Start of Available data
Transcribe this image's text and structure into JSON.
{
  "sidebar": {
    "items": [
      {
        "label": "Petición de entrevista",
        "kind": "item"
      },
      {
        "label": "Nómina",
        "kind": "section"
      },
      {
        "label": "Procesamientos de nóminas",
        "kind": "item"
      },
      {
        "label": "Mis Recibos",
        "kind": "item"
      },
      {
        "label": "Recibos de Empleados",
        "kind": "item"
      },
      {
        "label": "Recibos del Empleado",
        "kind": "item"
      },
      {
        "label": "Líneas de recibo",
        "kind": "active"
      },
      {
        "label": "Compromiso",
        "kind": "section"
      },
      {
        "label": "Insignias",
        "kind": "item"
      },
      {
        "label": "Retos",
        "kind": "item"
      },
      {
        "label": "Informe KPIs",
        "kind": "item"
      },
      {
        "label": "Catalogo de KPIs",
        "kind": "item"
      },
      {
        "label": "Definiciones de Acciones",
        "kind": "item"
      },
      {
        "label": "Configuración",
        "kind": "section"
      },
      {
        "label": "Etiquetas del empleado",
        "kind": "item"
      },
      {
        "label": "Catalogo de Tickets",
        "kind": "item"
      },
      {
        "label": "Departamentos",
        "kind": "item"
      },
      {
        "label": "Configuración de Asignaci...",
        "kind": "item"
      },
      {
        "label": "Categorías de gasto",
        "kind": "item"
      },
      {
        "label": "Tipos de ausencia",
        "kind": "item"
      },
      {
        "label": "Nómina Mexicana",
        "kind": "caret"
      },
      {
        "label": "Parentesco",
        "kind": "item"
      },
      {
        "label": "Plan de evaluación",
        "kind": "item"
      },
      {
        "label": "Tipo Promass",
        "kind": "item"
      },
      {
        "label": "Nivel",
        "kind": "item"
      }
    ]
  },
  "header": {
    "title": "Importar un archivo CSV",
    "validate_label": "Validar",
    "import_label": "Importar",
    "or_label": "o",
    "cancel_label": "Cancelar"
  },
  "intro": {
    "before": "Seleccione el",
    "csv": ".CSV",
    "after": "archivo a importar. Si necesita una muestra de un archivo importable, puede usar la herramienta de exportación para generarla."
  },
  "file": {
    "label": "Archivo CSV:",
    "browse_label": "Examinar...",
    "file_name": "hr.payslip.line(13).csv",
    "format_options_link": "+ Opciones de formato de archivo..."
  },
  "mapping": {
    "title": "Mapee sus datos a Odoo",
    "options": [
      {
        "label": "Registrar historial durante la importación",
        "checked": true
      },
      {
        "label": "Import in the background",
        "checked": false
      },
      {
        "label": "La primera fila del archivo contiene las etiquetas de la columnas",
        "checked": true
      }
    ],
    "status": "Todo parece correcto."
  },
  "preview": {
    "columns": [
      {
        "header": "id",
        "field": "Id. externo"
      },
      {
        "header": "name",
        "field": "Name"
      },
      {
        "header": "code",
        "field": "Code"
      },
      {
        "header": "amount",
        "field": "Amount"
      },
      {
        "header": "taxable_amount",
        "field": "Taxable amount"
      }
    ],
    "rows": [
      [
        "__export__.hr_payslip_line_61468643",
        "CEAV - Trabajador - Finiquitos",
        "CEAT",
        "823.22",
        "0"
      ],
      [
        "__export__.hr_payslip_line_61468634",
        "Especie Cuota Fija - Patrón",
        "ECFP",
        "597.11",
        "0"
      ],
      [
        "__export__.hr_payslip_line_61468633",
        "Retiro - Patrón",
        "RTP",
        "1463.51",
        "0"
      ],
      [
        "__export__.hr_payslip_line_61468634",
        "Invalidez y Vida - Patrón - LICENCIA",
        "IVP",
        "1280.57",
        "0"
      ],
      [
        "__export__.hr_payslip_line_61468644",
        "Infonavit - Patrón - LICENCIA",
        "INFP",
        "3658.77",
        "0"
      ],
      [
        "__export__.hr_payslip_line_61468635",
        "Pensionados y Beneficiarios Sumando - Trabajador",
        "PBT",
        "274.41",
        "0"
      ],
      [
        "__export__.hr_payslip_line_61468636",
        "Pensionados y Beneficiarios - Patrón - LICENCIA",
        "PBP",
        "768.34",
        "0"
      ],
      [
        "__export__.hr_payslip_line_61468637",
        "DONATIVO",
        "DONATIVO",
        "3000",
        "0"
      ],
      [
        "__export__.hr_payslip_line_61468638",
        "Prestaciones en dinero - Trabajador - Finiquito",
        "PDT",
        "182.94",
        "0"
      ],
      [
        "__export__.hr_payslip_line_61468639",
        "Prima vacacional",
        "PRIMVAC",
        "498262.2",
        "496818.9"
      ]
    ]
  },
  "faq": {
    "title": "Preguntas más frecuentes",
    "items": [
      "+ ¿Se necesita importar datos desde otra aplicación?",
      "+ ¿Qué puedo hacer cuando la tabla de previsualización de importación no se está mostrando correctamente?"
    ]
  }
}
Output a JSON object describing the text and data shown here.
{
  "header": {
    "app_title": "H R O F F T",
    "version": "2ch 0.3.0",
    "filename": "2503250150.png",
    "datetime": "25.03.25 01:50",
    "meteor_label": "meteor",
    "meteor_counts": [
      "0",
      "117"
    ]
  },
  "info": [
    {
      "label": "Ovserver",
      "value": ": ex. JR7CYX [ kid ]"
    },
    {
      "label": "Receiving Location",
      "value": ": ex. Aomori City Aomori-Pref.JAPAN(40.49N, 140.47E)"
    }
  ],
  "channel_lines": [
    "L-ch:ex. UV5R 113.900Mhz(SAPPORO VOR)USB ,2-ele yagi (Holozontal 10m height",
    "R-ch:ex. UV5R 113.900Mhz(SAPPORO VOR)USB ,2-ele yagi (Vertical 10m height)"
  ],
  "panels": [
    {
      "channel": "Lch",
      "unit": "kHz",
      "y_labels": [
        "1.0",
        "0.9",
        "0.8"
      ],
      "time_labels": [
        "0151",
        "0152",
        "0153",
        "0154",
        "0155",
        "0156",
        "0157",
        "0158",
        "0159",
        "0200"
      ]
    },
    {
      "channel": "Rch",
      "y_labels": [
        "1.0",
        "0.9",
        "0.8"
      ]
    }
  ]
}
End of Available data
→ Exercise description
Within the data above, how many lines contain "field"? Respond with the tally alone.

→ Solution
5